» Materials provided:
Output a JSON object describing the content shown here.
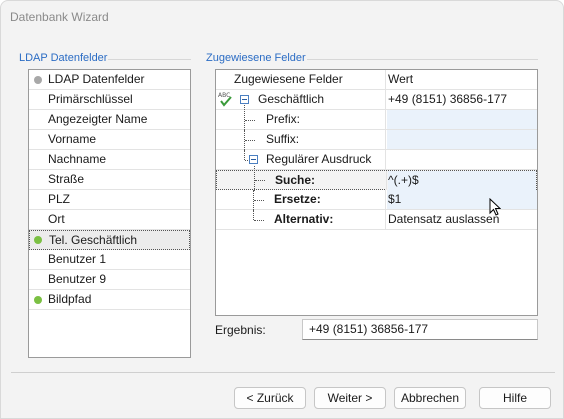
{
  "window": {
    "title": "Datenbank Wizard"
  },
  "left_group": {
    "label": "LDAP Datenfelder",
    "items": [
      {
        "label": "LDAP Datenfelder",
        "dot": "gray"
      },
      {
        "label": "Primärschlüssel",
        "dot": ""
      },
      {
        "label": "Angezeigter Name",
        "dot": ""
      },
      {
        "label": "Vorname",
        "dot": ""
      },
      {
        "label": "Nachname",
        "dot": ""
      },
      {
        "label": "Straße",
        "dot": ""
      },
      {
        "label": "PLZ",
        "dot": ""
      },
      {
        "label": "Ort",
        "dot": ""
      },
      {
        "label": "Tel. Geschäftlich",
        "dot": "green",
        "selected": true
      },
      {
        "label": "Benutzer 1",
        "dot": ""
      },
      {
        "label": "Benutzer 9",
        "dot": ""
      },
      {
        "label": "Bildpfad",
        "dot": "green"
      }
    ]
  },
  "right_group": {
    "label": "Zugewiesene Felder",
    "columns": {
      "field": "Zugewiesene Felder",
      "value": "Wert"
    },
    "rows": {
      "business": {
        "label": "Geschäftlich",
        "value": "+49 (8151) 36856-177"
      },
      "prefix": {
        "label": "Prefix:",
        "value": ""
      },
      "suffix": {
        "label": "Suffix:",
        "value": ""
      },
      "regex": {
        "label": "Regulärer Ausdruck",
        "value": ""
      },
      "search": {
        "label": "Suche:",
        "value": "^(.+)$"
      },
      "replace": {
        "label": "Ersetze:",
        "value": "$1"
      },
      "alternative": {
        "label": "Alternativ:",
        "value": "Datensatz auslassen"
      }
    },
    "result": {
      "label": "Ergebnis:",
      "value": "+49 (8151) 36856-177"
    }
  },
  "buttons": {
    "back": "< Zurück",
    "next": "Weiter >",
    "cancel": "Abbrechen",
    "help": "Hilfe"
  },
  "colors": {
    "accent": "#2b6cc4",
    "status_green": "#7bc043",
    "status_gray": "#a8a8a8",
    "value_cell": "#eaf2fb"
  }
}
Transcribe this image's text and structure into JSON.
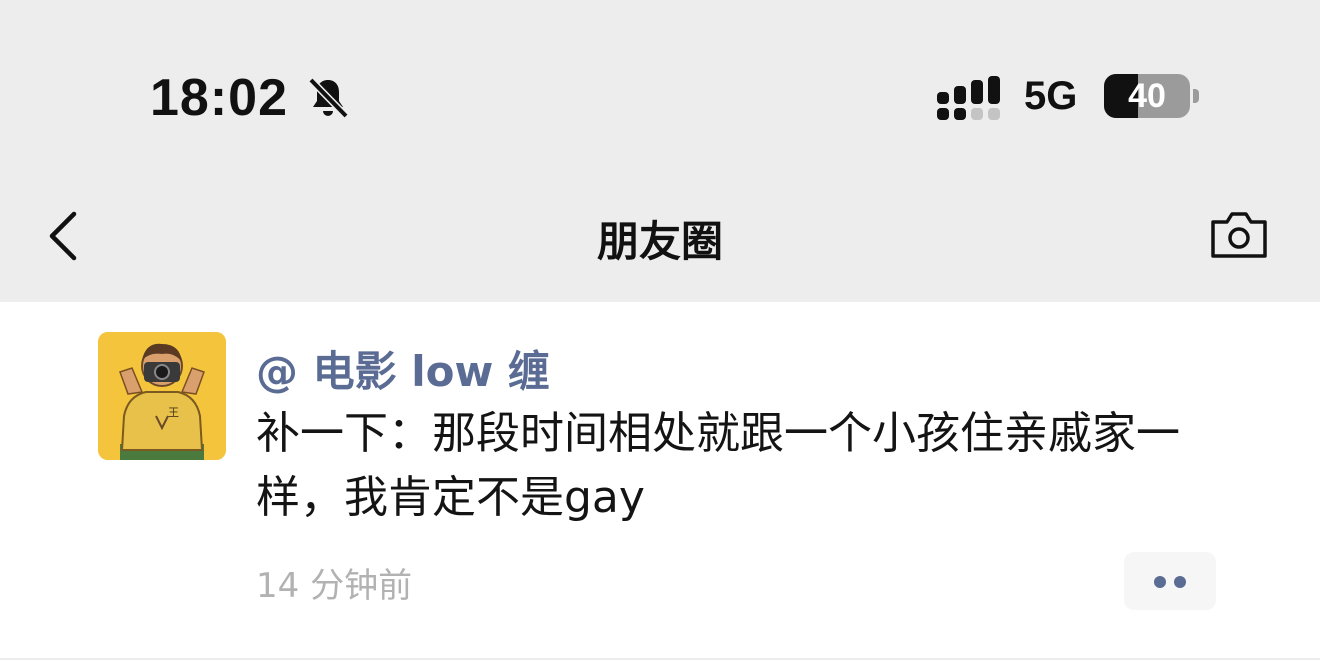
{
  "status_bar": {
    "time": "18:02",
    "network": "5G",
    "battery_percent": "40",
    "battery_level": 0.4,
    "icons": [
      "bell-muted-icon",
      "signal-icon",
      "battery-icon"
    ]
  },
  "nav": {
    "title": "朋友圈",
    "back_icon": "chevron-left-icon",
    "camera_icon": "camera-icon"
  },
  "post": {
    "author": "@ 电影 low 缠",
    "text": "补一下：那段时间相处就跟一个小孩住亲戚家一样，我肯定不是gay",
    "time_ago": "14 分钟前",
    "more_icon": "more-dots-icon"
  },
  "colors": {
    "header_bg": "#ededed",
    "author_link": "#5a6b94",
    "timestamp": "#b2b2b2",
    "avatar_bg": "#f4c53c"
  }
}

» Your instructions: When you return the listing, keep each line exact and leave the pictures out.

» Result for this exercise:
Output a JSON object describing the content shown here.
{
  "window": {
    "title": "Datenbank Wizard"
  },
  "left_group": {
    "label": "LDAP Datenfelder",
    "items": [
      {
        "label": "LDAP Datenfelder",
        "dot": "gray"
      },
      {
        "label": "Primärschlüssel",
        "dot": ""
      },
      {
        "label": "Angezeigter Name",
        "dot": ""
      },
      {
        "label": "Vorname",
        "dot": ""
      },
      {
        "label": "Nachname",
        "dot": ""
      },
      {
        "label": "Straße",
        "dot": ""
      },
      {
        "label": "PLZ",
        "dot": ""
      },
      {
        "label": "Ort",
        "dot": ""
      },
      {
        "label": "Tel. Geschäftlich",
        "dot": "green",
        "selected": true
      },
      {
        "label": "Benutzer 1",
        "dot": ""
      },
      {
        "label": "Benutzer 9",
        "dot": ""
      },
      {
        "label": "Bildpfad",
        "dot": "green"
      }
    ]
  },
  "right_group": {
    "label": "Zugewiesene Felder",
    "columns": {
      "field": "Zugewiesene Felder",
      "value": "Wert"
    },
    "rows": {
      "business": {
        "label": "Geschäftlich",
        "value": "+49 (8151) 36856-177"
      },
      "prefix": {
        "label": "Prefix:",
        "value": ""
      },
      "suffix": {
        "label": "Suffix:",
        "value": ""
      },
      "regex": {
        "label": "Regulärer Ausdruck",
        "value": ""
      },
      "search": {
        "label": "Suche:",
        "value": "^(.+)$"
      },
      "replace": {
        "label": "Ersetze:",
        "value": "$1"
      },
      "alternative": {
        "label": "Alternativ:",
        "value": "Datensatz auslassen"
      }
    },
    "result": {
      "label": "Ergebnis:",
      "value": "+49 (8151) 36856-177"
    }
  },
  "buttons": {
    "back": "< Zurück",
    "next": "Weiter >",
    "cancel": "Abbrechen",
    "help": "Hilfe"
  },
  "colors": {
    "accent": "#2b6cc4",
    "status_green": "#7bc043",
    "status_gray": "#a8a8a8",
    "value_cell": "#eaf2fb"
  }
}
Transcribe this image's text and structure into JSON.
{
  "status_bar": {
    "time": "18:02",
    "network": "5G",
    "battery_percent": "40",
    "battery_level": 0.4,
    "icons": [
      "bell-muted-icon",
      "signal-icon",
      "battery-icon"
    ]
  },
  "nav": {
    "title": "朋友圈",
    "back_icon": "chevron-left-icon",
    "camera_icon": "camera-icon"
  },
  "post": {
    "author": "@ 电影 low 缠",
    "text": "补一下：那段时间相处就跟一个小孩住亲戚家一样，我肯定不是gay",
    "time_ago": "14 分钟前",
    "more_icon": "more-dots-icon"
  },
  "colors": {
    "header_bg": "#ededed",
    "author_link": "#5a6b94",
    "timestamp": "#b2b2b2",
    "avatar_bg": "#f4c53c"
  }
}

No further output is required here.